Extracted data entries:
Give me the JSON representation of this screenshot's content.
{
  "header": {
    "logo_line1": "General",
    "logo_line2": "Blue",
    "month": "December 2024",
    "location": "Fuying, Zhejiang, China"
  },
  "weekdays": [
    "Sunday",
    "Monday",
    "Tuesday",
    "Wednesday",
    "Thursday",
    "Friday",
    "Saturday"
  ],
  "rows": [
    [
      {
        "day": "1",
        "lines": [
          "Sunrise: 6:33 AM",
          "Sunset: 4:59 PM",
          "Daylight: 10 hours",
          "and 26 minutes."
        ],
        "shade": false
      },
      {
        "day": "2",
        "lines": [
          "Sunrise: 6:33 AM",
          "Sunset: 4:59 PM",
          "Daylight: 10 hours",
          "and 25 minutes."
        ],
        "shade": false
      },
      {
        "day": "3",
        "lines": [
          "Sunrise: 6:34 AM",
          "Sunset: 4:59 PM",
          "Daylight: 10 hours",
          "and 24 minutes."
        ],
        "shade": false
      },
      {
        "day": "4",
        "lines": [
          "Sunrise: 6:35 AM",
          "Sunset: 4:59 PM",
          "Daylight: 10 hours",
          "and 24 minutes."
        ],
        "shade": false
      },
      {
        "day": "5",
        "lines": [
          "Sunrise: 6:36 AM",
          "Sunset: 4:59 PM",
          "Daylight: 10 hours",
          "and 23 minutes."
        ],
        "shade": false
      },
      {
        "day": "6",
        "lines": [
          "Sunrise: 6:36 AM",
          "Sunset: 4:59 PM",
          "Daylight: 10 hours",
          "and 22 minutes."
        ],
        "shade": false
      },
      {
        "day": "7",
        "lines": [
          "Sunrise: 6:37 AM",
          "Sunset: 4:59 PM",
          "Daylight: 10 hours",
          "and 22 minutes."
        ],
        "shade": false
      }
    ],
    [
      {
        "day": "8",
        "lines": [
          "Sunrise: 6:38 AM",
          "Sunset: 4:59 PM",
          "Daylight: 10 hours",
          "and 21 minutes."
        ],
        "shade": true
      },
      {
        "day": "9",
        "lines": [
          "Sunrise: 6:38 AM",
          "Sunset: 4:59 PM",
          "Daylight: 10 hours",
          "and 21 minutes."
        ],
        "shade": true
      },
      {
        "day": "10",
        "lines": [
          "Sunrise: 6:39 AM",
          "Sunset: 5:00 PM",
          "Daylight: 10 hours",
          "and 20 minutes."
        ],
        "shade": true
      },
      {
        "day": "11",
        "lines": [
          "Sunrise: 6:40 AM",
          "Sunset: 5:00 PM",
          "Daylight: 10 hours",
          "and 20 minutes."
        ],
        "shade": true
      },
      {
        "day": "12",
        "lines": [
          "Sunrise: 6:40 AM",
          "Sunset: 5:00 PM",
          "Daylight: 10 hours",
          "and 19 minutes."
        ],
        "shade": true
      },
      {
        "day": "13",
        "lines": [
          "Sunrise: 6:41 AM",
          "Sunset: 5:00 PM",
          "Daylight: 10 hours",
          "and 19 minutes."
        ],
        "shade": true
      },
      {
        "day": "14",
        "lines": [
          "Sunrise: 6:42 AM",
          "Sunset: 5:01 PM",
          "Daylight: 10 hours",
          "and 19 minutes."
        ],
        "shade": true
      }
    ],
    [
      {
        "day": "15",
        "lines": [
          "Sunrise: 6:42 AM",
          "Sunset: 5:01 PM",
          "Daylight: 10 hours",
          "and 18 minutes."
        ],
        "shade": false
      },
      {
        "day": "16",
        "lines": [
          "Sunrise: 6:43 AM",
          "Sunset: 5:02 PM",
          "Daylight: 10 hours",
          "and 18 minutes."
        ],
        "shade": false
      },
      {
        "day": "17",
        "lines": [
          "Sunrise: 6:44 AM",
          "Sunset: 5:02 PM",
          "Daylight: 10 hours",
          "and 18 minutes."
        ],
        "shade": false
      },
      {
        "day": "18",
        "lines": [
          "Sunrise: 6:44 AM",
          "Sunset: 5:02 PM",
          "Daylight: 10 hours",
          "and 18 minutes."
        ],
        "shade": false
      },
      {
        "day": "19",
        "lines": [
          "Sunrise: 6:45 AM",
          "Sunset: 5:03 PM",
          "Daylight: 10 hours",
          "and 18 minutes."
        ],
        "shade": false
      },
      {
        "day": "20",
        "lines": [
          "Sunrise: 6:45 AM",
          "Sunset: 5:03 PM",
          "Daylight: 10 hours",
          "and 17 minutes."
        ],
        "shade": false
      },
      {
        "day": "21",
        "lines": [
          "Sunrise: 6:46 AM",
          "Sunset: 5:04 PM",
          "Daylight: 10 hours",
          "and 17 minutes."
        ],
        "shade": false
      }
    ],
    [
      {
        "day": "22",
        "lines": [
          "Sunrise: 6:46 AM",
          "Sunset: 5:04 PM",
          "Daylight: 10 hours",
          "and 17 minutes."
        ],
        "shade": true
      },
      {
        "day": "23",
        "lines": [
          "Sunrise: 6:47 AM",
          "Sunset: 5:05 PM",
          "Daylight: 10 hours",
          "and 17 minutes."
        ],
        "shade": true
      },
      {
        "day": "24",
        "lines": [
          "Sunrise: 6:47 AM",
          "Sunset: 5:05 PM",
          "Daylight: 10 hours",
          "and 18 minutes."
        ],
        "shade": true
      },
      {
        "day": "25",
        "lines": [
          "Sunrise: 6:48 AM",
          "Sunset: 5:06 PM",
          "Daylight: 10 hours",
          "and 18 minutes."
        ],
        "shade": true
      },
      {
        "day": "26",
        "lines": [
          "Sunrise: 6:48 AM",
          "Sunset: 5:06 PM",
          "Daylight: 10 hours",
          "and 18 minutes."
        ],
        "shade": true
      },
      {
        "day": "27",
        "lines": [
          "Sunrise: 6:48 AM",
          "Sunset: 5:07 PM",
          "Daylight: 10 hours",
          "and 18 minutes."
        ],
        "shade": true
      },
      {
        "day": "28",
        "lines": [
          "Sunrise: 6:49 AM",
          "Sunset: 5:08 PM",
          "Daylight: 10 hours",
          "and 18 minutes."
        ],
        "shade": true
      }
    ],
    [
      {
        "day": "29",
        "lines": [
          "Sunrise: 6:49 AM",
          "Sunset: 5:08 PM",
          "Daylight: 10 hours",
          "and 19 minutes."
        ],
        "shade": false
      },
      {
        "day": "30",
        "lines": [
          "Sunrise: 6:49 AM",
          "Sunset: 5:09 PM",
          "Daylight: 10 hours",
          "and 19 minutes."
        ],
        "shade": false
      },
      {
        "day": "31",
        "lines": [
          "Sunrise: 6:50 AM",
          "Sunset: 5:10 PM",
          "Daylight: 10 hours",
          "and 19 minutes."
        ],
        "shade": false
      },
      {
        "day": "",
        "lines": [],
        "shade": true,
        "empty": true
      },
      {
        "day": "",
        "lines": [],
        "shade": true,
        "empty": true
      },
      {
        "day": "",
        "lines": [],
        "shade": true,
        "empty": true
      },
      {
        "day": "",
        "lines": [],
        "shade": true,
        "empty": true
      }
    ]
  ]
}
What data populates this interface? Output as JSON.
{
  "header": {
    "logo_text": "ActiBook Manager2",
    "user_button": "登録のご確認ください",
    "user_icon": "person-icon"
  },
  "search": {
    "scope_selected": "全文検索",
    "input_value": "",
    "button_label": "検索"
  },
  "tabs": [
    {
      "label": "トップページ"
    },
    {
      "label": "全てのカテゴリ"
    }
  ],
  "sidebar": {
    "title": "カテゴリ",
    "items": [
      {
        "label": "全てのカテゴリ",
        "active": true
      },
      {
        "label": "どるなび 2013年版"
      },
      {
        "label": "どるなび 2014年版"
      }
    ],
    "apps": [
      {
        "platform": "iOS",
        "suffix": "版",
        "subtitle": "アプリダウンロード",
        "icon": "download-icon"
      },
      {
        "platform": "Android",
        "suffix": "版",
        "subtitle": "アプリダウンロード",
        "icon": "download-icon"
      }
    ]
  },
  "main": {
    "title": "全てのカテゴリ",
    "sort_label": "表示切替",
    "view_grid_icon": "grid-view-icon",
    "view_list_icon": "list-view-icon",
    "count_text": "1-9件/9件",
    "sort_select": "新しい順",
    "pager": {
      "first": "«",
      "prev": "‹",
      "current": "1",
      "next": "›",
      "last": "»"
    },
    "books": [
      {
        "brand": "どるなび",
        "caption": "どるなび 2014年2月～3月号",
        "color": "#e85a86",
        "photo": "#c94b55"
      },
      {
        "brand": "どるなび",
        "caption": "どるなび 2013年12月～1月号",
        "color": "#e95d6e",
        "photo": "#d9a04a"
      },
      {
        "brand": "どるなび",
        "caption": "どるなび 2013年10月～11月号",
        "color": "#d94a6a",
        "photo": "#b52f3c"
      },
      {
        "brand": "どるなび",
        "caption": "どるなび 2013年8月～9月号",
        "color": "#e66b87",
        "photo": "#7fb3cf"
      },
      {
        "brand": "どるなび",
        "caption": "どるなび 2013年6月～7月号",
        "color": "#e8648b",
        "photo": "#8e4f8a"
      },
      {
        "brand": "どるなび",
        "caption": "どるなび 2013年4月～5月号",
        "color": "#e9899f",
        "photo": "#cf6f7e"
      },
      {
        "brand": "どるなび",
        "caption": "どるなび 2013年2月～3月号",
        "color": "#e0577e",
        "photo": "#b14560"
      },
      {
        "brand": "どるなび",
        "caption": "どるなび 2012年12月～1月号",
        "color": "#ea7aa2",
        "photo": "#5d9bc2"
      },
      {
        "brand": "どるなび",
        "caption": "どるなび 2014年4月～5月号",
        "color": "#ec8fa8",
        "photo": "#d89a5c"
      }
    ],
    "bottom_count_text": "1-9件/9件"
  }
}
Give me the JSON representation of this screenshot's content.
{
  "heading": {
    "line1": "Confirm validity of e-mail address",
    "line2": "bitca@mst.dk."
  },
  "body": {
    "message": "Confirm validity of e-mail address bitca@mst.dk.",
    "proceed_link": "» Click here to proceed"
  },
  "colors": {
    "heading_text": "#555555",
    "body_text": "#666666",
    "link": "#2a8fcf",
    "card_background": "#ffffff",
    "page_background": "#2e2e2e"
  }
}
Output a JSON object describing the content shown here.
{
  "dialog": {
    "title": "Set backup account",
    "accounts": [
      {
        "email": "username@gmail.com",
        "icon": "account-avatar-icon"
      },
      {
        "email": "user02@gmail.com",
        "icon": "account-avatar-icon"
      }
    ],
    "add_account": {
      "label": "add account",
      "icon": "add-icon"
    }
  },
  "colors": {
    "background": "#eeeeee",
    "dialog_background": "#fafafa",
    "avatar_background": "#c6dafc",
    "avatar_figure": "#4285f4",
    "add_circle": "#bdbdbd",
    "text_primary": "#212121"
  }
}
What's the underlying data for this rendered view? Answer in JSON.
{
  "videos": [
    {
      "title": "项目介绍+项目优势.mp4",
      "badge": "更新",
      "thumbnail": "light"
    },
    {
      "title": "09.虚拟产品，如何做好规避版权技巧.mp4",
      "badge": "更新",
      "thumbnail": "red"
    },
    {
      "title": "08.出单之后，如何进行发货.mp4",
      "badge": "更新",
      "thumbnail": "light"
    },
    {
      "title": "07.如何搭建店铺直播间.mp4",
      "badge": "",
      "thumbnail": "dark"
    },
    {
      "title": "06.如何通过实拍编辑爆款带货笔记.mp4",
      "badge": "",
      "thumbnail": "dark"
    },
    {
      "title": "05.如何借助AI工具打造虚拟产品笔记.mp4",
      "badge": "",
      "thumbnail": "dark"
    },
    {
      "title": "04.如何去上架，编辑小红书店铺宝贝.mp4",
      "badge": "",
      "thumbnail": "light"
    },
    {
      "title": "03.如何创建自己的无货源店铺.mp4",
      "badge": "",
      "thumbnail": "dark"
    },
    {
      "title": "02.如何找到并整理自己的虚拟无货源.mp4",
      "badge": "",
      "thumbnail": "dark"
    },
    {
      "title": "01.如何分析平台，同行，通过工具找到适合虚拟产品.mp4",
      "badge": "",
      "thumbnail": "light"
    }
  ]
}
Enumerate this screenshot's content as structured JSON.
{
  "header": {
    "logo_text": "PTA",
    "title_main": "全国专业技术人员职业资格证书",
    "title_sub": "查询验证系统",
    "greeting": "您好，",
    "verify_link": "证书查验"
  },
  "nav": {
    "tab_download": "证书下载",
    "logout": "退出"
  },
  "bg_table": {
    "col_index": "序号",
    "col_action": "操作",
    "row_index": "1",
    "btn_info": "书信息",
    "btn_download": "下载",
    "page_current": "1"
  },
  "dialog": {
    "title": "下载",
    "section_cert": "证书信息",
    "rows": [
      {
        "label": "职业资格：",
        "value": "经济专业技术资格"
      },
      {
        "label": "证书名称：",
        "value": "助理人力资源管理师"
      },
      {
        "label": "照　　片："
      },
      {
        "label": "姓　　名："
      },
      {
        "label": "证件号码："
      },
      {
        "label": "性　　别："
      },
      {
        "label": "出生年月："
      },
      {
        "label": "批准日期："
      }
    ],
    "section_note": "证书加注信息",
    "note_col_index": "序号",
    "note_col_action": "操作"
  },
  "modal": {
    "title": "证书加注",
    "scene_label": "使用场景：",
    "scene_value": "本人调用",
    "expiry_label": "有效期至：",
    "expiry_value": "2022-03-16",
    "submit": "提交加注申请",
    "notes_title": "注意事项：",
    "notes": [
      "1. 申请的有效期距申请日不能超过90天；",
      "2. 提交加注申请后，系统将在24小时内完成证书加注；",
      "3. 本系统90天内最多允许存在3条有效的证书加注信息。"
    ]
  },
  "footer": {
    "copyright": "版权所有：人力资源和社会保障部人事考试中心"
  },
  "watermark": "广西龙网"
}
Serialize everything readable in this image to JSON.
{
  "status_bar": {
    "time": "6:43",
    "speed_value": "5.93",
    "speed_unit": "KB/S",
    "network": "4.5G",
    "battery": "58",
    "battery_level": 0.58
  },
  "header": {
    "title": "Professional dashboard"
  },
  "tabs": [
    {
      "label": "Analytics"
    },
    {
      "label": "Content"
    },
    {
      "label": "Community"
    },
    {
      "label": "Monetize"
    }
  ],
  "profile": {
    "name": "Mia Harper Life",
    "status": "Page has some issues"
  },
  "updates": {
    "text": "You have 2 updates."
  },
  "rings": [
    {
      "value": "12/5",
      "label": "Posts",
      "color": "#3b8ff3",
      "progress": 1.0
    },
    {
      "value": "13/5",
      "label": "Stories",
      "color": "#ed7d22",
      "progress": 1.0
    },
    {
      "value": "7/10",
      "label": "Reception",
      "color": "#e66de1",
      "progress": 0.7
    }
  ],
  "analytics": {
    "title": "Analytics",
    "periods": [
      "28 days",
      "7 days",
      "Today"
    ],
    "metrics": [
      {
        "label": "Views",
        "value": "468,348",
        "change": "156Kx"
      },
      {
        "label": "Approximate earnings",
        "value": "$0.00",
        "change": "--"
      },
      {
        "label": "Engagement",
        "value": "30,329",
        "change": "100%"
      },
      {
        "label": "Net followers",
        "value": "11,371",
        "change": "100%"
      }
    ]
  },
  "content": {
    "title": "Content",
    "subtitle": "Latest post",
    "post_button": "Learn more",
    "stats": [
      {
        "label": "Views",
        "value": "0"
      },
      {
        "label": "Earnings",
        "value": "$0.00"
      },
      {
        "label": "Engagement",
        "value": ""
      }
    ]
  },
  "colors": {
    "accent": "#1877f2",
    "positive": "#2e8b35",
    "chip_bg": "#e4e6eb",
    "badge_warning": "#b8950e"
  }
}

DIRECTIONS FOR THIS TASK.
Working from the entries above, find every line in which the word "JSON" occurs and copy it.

REPLY.
Give me the JSON representation of this screenshot's content.
What data populates this interface? Output as JSON.
Give me the JSON representation of this screenshot's content.
Output a JSON object describing the content shown here.
What's the underlying data for this rendered view? Answer in JSON.
Enumerate this screenshot's content as structured JSON.
Serialize everything readable in this image to JSON.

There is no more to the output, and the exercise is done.